The Royal Collection’s decision implicitly to define the Renaissance as sixteenth century is in many ways a return to an old fashion. Many would now use the terms High Renaissance and (though highly problematic) Mannerist to describe the trends in art of the generations of Michelangelo and his followers. But, to the nineteenth century, this is where it truly was: the art of the quattrocento – Masolino and Massaccio, Piero della Francesca, Mantegna himself – constituted ‘the Primitives’, before the grace and supposed perfection of the early cinquecento so influentially by Vasari. Few, however, would consider that we should return to those designations or that periodisation.
The real question, of course, is whether it matters. After all, the Royal Collection have provided a pleasurable exhibition which fits into the space available. In many ways, it does not matter or, rather, should not – but there are two current issues which do give it some import. In the first place, it relates to the academic division between ‘medieval’ and ‘early modern’, which, in history departments tends to fall around the year 1500. As someone who studies both sides of that divide and who sometimes describes himself an expert in that part of the Middle Ages called the Renaissance, this is one more example of a tendency which reinforces an unfortunate separation which we should be working instead to undermine.
This, though, is about more than the relatively unimportant matter of how academic departments choose to organise themselves.

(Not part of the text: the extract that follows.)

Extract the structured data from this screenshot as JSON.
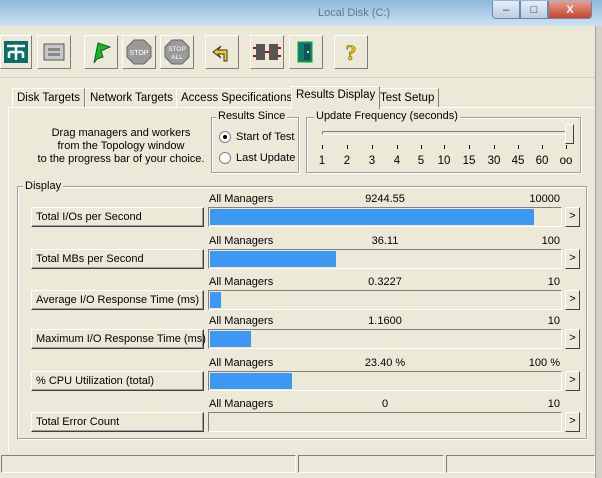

What is also at stake is how we perceive historical ‘progress.’ There are surely few, if any, historians who would admit to believing that there was some definable shift from ‘medieval’ to ‘early modern’, a moment or simple process moving from one era of society to another. The passage from past to present is more complex, and much less about a linear vector of development, than that would suggest. But I would want to take this further and to warn against making too close an association between different cultural ‘movements’ or phenomena. Historiography can provide many ‘Renaissances’, particularly clustered in the sixteenth century but – as the case of Italy shows – not confined to that time-period. In popular textbooks, the impression can be given that those Renaissances, usually defined by country, share an identity, as if it were a baton-race from nation to nation. It is wise to be aware of the evident links between these phenomena, but all the more essential to appreciate the disconnections and the distance between them. In the end, we can use the concept as we wish, either confining our own use to the sixteenth century or allowing to range from the fourteenth to the seventeenth centuries in chosen contexts – just as long as we recognise we are always constructing ‘Renaissances’ for ourselves rather than expressing some ineffable reality.
In short, it is tidier to have a Renaissance confined to the sixteenth century and certainly less complicated to imagine it was a single phenomenon which manifested itself across Europe. But, in this case, I am on the side of messiness.